When a fellow artist in attendance challenged whether the street artist had the “right” to illegally change the ads, another artist chimed in to defend them. “Yes, in legal terms they’re not right to do that, but because they admit who they are, what they do and have outlined their cause I would grant them that right. They see the world in a different way than the law and I agree with that difference.”
After the panel, the audience hit up Moniker’s bar, which was embellished by artist SKEWVILLE and run by The Sampler Bushwick, a craft beer house owned by two firefighters from the neighborhood that relaunched 15 months ago. General Manager Joel Suarez explained how The Sampler, which also offers session cans and growler refills, doubles as a gallery and pop-up kitchen. “We have a monthly art show that follows Black History Month, Women’s History Month; we did an indigenous peoples show last Thanksgiving and we give artists 70 percent of the cut. It’s even better when he have guests chefs come use our kitchen because we give them 100 percent. Me and my staff come from the Bronx and we were all artists first so we know how it is.”
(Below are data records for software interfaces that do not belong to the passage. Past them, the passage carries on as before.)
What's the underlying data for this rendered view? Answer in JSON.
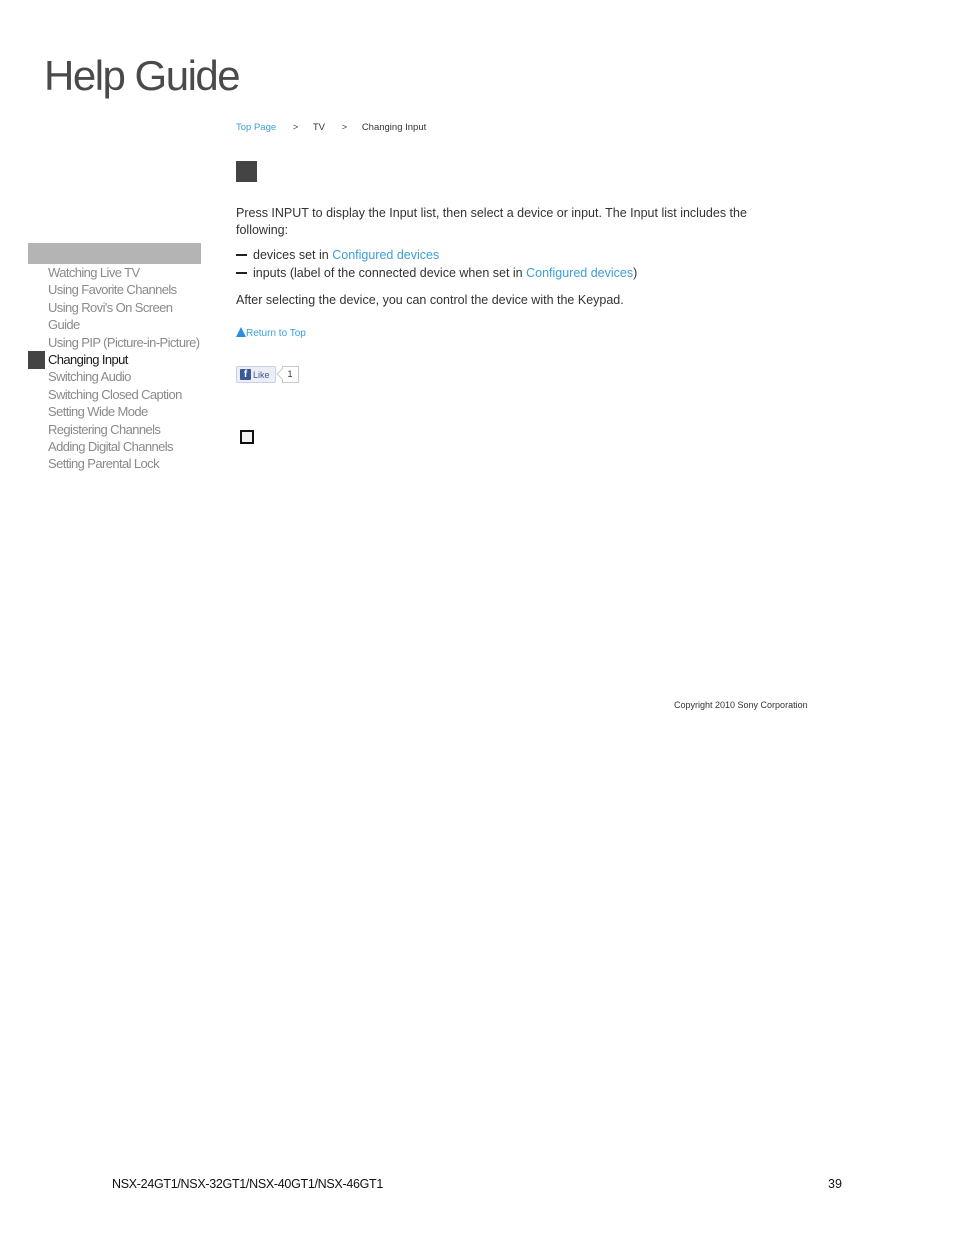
{
  "header": {
    "title": "Help Guide"
  },
  "breadcrumb": {
    "items": [
      {
        "label": "Top Page",
        "link": true
      },
      {
        "label": "TV",
        "link": false
      },
      {
        "label": "Changing Input",
        "link": false
      }
    ],
    "separator": ">"
  },
  "sidebar": {
    "items": [
      {
        "label": "Watching Live TV",
        "active": false
      },
      {
        "label": "Using Favorite Channels",
        "active": false
      },
      {
        "label": "Using Rovi's On Screen Guide",
        "active": false
      },
      {
        "label": "Using PIP (Picture-in-Picture)",
        "active": false
      },
      {
        "label": "Changing Input",
        "active": true
      },
      {
        "label": "Switching Audio",
        "active": false
      },
      {
        "label": "Switching Closed Caption",
        "active": false
      },
      {
        "label": "Setting Wide Mode",
        "active": false
      },
      {
        "label": "Registering Channels",
        "active": false
      },
      {
        "label": "Adding Digital Channels",
        "active": false
      },
      {
        "label": "Setting Parental Lock",
        "active": false
      }
    ]
  },
  "content": {
    "intro": "Press INPUT to display the Input list, then select a device or input. The Input list includes the following:",
    "bullets": [
      {
        "before": "devices set in ",
        "link": "Configured devices",
        "after": ""
      },
      {
        "before": "inputs (label of the connected device when set in ",
        "link": "Configured devices",
        "after": ")"
      }
    ],
    "outro": "After selecting the device, you can control the device with the Keypad."
  },
  "return_to_top": "Return to Top",
  "facebook": {
    "icon": "f",
    "like_label": "Like",
    "count": "1"
  },
  "copyright": "Copyright 2010 Sony Corporation",
  "footer": {
    "models": "NSX-24GT1/NSX-32GT1/NSX-40GT1/NSX-46GT1",
    "page_number": "39"
  }
}
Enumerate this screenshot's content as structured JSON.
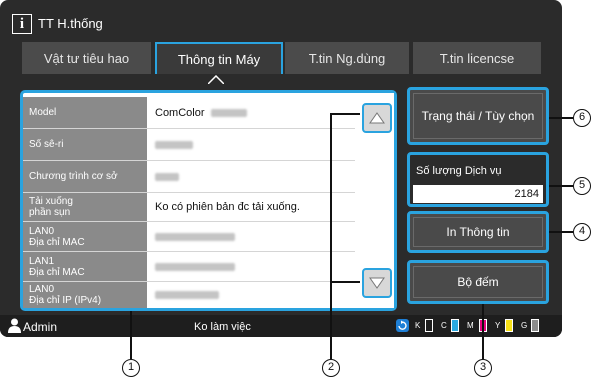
{
  "header": {
    "title": "TT H.thống"
  },
  "tabs": [
    {
      "label": "Vật tư tiêu hao",
      "active": false
    },
    {
      "label": "Thông tin Máy",
      "active": true
    },
    {
      "label": "T.tin Ng.dùng",
      "active": false
    },
    {
      "label": "T.tin licencse",
      "active": false
    }
  ],
  "info_rows": [
    {
      "label": "Model",
      "value": "ComColor"
    },
    {
      "label": "Số sê-ri",
      "value": ""
    },
    {
      "label": "Chương trình cơ sở",
      "value": ""
    },
    {
      "label": "Tải xuống\nphần sụn",
      "value": "Ko có phiên bản đc tải xuống."
    },
    {
      "label": "LAN0\nĐịa chỉ MAC",
      "value": ""
    },
    {
      "label": "LAN1\nĐịa chỉ MAC",
      "value": ""
    },
    {
      "label": "LAN0\nĐịa chỉ IP (IPv4)",
      "value": ""
    }
  ],
  "buttons": {
    "status_options": "Trạng thái / Tùy chọn",
    "print_info": "In Thông tin",
    "counter": "Bộ đếm"
  },
  "service_count": {
    "label": "Số lượng Dịch vụ",
    "value": "2184"
  },
  "status_bar": {
    "user": "Admin",
    "status": "Ko làm việc",
    "inks": [
      {
        "label": "K",
        "color": "#ffffff"
      },
      {
        "label": "C",
        "color": "#29a8e0"
      },
      {
        "label": "M",
        "color": "#e6007e"
      },
      {
        "label": "Y",
        "color": "#f7e017"
      },
      {
        "label": "G",
        "color": "#8c8c8c"
      }
    ]
  },
  "callouts": [
    "1",
    "2",
    "3",
    "4",
    "5",
    "6"
  ],
  "colors": {
    "accent": "#2aa3df",
    "panel": "#2b2b2b",
    "label_bg": "#8a8a8a"
  }
}
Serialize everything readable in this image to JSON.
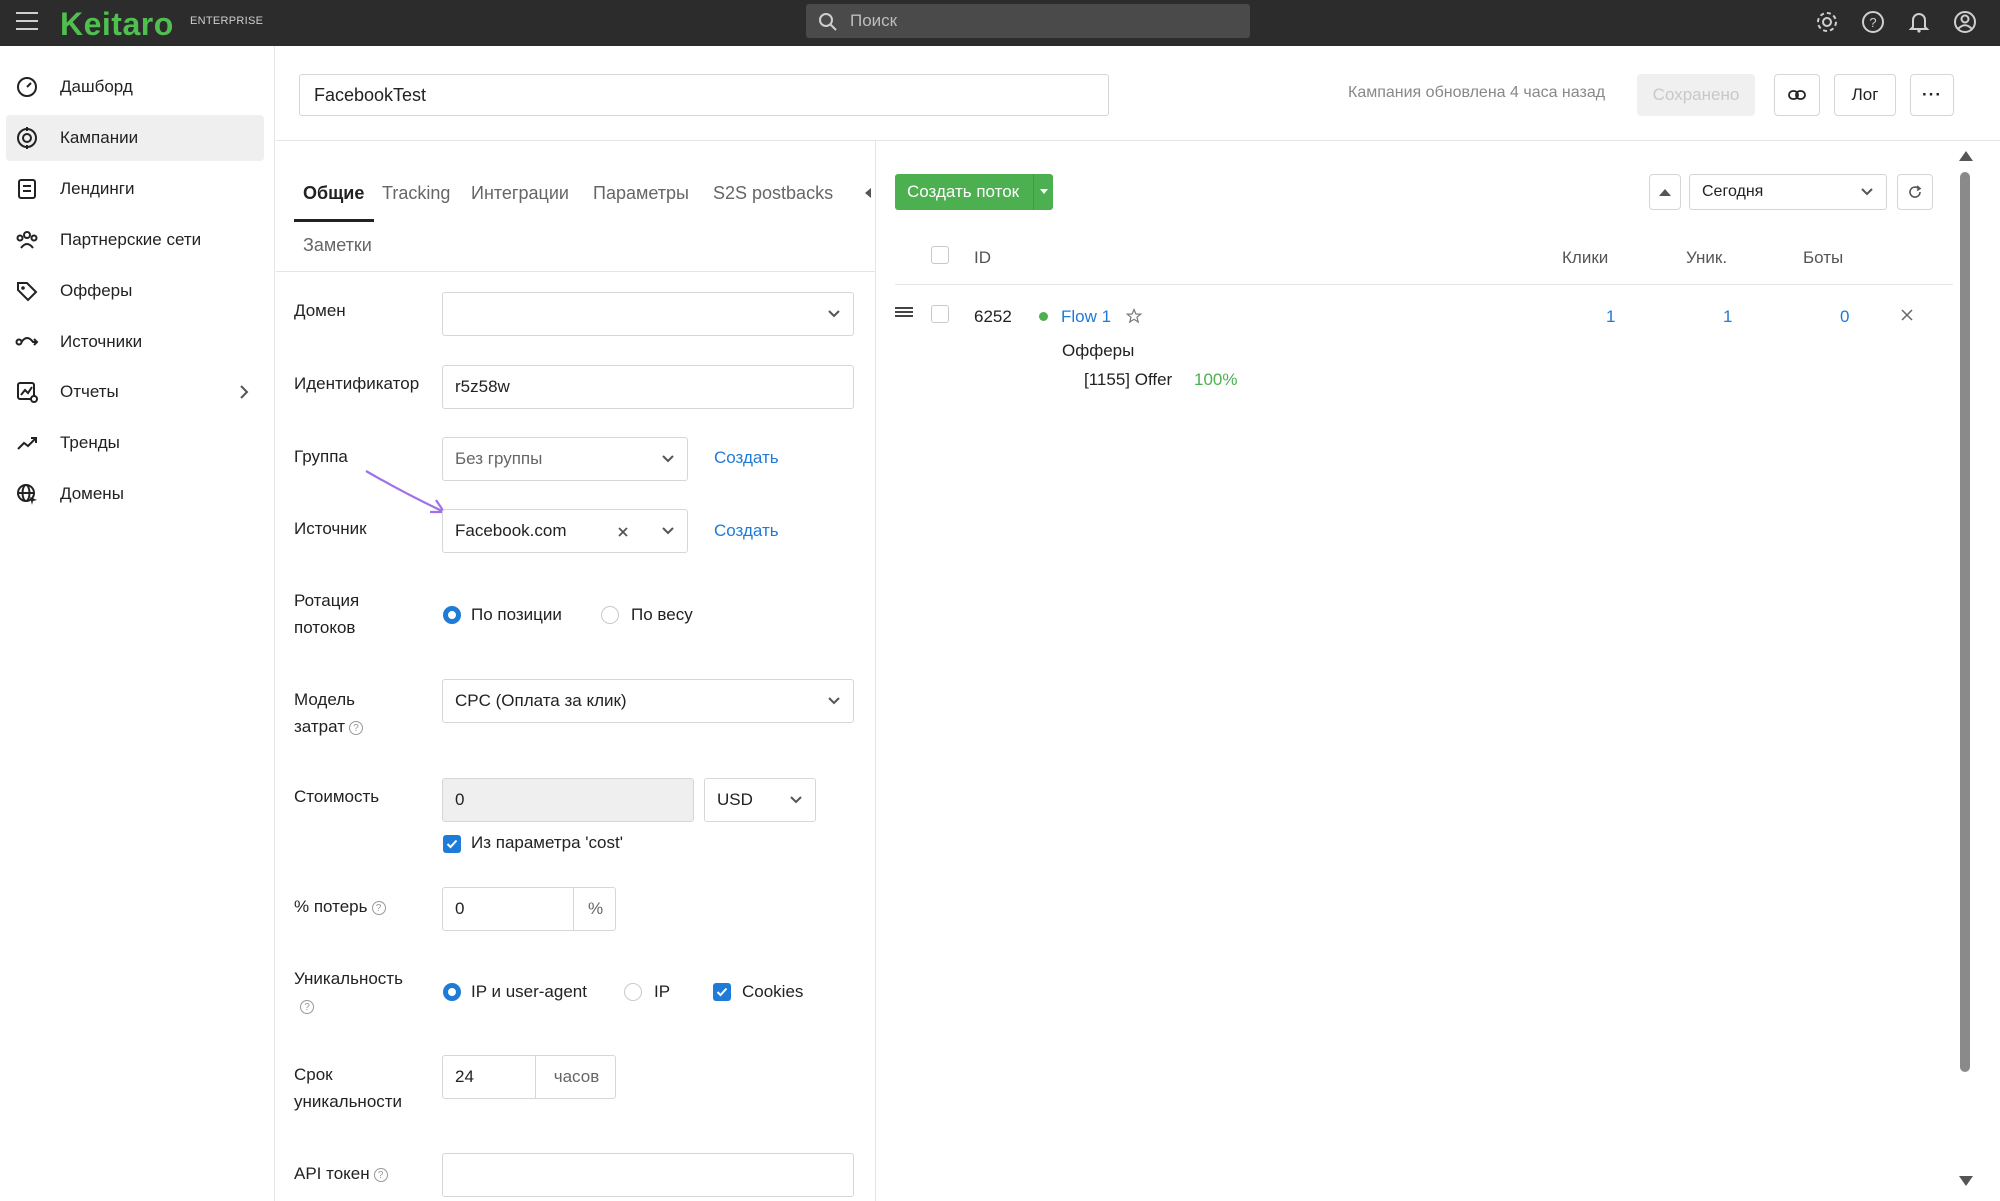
{
  "topbar": {
    "logo": "Keitaro",
    "edition": "ENTERPRISE",
    "search_placeholder": "Поиск"
  },
  "sidebar": {
    "items": [
      {
        "label": "Дашборд",
        "icon": "dashboard-icon"
      },
      {
        "label": "Кампании",
        "icon": "campaigns-icon",
        "active": true
      },
      {
        "label": "Лендинги",
        "icon": "landings-icon"
      },
      {
        "label": "Партнерские сети",
        "icon": "affiliate-networks-icon"
      },
      {
        "label": "Офферы",
        "icon": "offers-icon"
      },
      {
        "label": "Источники",
        "icon": "sources-icon"
      },
      {
        "label": "Отчеты",
        "icon": "reports-icon"
      },
      {
        "label": "Тренды",
        "icon": "trends-icon"
      },
      {
        "label": "Домены",
        "icon": "domains-icon"
      }
    ]
  },
  "header": {
    "campaign_name": "FacebookTest",
    "updated_text": "Кампания обновлена 4 часа назад",
    "saved_label": "Сохранено",
    "log_label": "Лог",
    "more_label": "···"
  },
  "tabs": [
    "Общие",
    "Tracking",
    "Интеграции",
    "Параметры",
    "S2S postbacks",
    "Заметки"
  ],
  "form": {
    "domain_label": "Домен",
    "domain_value": "",
    "identifier_label": "Идентификатор",
    "identifier_value": "r5z58w",
    "group_label": "Группа",
    "group_value": "Без группы",
    "create_label": "Создать",
    "source_label": "Источник",
    "source_value": "Facebook.com",
    "rotation_label_1": "Ротация",
    "rotation_label_2": "потоков",
    "rotation_opt_position": "По позиции",
    "rotation_opt_weight": "По весу",
    "cost_model_label_1": "Модель",
    "cost_model_label_2": "затрат",
    "cost_model_value": "CPC (Оплата за клик)",
    "cost_label": "Стоимость",
    "cost_value": "0",
    "currency_value": "USD",
    "from_param_label": "Из параметра 'cost'",
    "loss_label": "% потерь",
    "loss_value": "0",
    "loss_unit": "%",
    "uniq_label": "Уникальность",
    "uniq_opt_ipua": "IP и user-agent",
    "uniq_opt_ip": "IP",
    "uniq_opt_cookies": "Cookies",
    "uniq_term_label_1": "Срок",
    "uniq_term_label_2": "уникальности",
    "uniq_term_value": "24",
    "uniq_term_unit": "часов",
    "api_token_label": "API токен",
    "api_token_value": ""
  },
  "flows": {
    "create_label": "Создать поток",
    "period_value": "Сегодня",
    "columns": {
      "id": "ID",
      "clicks": "Клики",
      "unique": "Уник.",
      "bots": "Боты"
    },
    "rows": [
      {
        "id": "6252",
        "name": "Flow 1",
        "status_color": "#4cb050",
        "clicks": "1",
        "unique": "1",
        "bots": "0",
        "offers_label": "Офферы",
        "offer": "[1155] Offer",
        "offer_share": "100%"
      }
    ]
  },
  "colors": {
    "accent_blue": "#1e7bd7",
    "green": "#4cb050",
    "topbar": "#2c2c2c",
    "annotation_arrow": "#a070e8"
  }
}
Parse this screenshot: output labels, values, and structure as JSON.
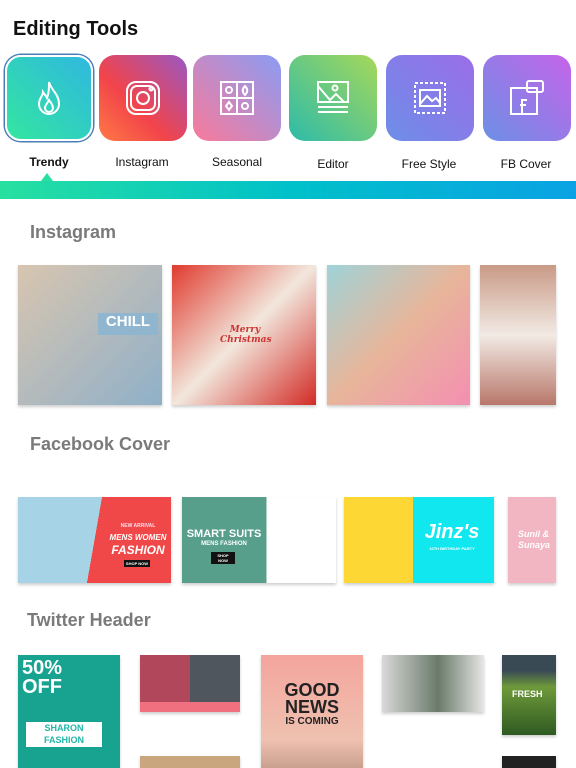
{
  "header": {
    "title": "Editing Tools"
  },
  "tools": [
    {
      "label": "Trendy",
      "icon": "flame-icon",
      "selected": true
    },
    {
      "label": "Instagram",
      "icon": "instagram-icon"
    },
    {
      "label": "Seasonal",
      "icon": "seasons-icon"
    },
    {
      "label": "Editor",
      "icon": "image-editor-icon"
    },
    {
      "label": "Free Style",
      "icon": "free-style-icon"
    },
    {
      "label": "FB Cover",
      "icon": "facebook-cover-icon"
    }
  ],
  "sections": {
    "instagram": {
      "title": "Instagram",
      "cards": [
        {
          "text": "CHILL"
        },
        {
          "text": "Merry Christmas"
        },
        {
          "text": ""
        },
        {
          "text": ""
        }
      ]
    },
    "facebook": {
      "title": "Facebook Cover",
      "cards": [
        {
          "line1": "NEW ARRIVAL",
          "line2": "MENS WOMEN",
          "line3": "FASHION",
          "button": "SHOP NOW"
        },
        {
          "line1": "SMART SUITS",
          "line2": "MENS FASHION",
          "button": "SHOP NOW"
        },
        {
          "line1": "Jinz's",
          "line2": "10TH BIRTHDAY PARTY"
        },
        {
          "line1": "Sunil &",
          "line2": "Sunaya"
        }
      ]
    },
    "twitter": {
      "title": "Twitter Header",
      "cards": [
        {
          "line1": "50%",
          "line2": "OFF",
          "line3": "SHARON",
          "line4": "FASHION"
        },
        {
          "text": ""
        },
        {
          "line1": "GOOD",
          "line2": "NEWS",
          "line3": "IS COMING"
        },
        {
          "text": ""
        },
        {
          "text": "FRESH"
        }
      ]
    }
  }
}
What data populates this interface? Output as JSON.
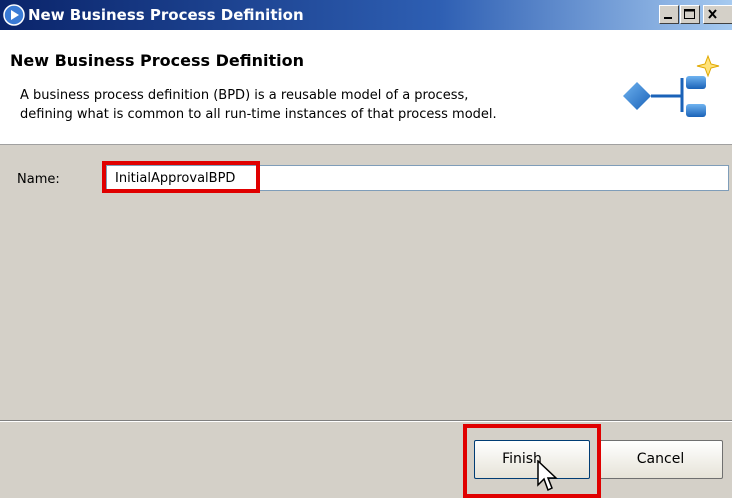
{
  "window": {
    "title": "New Business Process Definition",
    "controls": {
      "minimize": "minimize",
      "maximize": "maximize",
      "close": "close"
    }
  },
  "header": {
    "title": "New Business Process Definition",
    "description_lines": [
      "A business process definition (BPD) is a reusable model of a process,",
      "defining what is common to all run-time instances of that process model."
    ],
    "art_icon": "bpd-wizard-icon"
  },
  "form": {
    "name_label": "Name:",
    "name_value": "InitialApprovalBPD"
  },
  "buttons": {
    "finish": "Finish",
    "cancel": "Cancel"
  },
  "colors": {
    "highlight": "#e00000",
    "titlebar_start": "#0a246a",
    "titlebar_end": "#a6caf0",
    "dialog_bg": "#d4d0c8"
  }
}
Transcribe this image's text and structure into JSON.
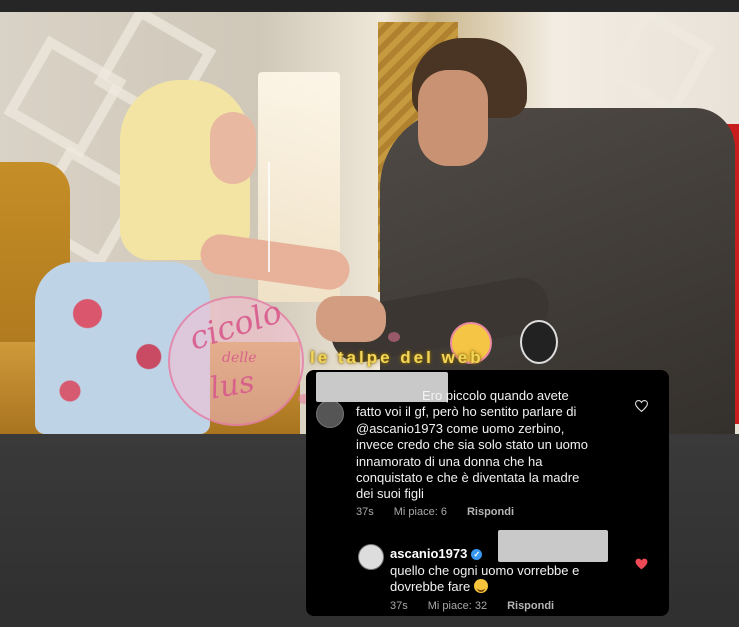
{
  "watermarks": {
    "circle_top": "cicolo",
    "circle_mid": "delle",
    "circle_bottom": "lus",
    "talpe": "le talpe del web"
  },
  "comment1": {
    "text_lines": [
      "Ero piccolo quando avete",
      "fatto voi il gf, però ho sentito parlare di",
      "@ascanio1973 come uomo zerbino,",
      "invece credo che sia solo stato un uomo",
      "innamorato di una donna che ha",
      "conquistato e che è diventata la madre",
      "dei suoi figli"
    ],
    "time": "37s",
    "likes": "Mi piace: 6",
    "reply": "Rispondi",
    "heart_icon": "heart-outline-icon"
  },
  "comment2": {
    "username": "ascanio1973",
    "verified_icon": "verified-badge-icon",
    "text_lines": [
      "quello che ogni uomo vorrebbe e",
      "dovrebbe fare"
    ],
    "emoji_icon": "smiling-face-icon",
    "time": "37s",
    "likes": "Mi piace: 32",
    "reply": "Rispondi",
    "heart_icon": "heart-filled-icon",
    "heart_color": "#ed4956"
  }
}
Moniker International Art Fair continues through the weekend and will be free to the public on Sunday from 11am-12:30pm.
When Belkis Whyte graduated from college and earned a dream fashion internship in New York City, she found herself conforming to the city’s ubiquitous style: all black apparel with poker straight hair. Ironically, her creativity and individuality was being stifled in one of the world’s great fashion capitals. “I came as a minority in the industry and those insecurities kick in,” explains Whyte, who was born in Ghana. “I have to work twice as hard, even three times as hard, just to make a quarter of what my white counterparts make.”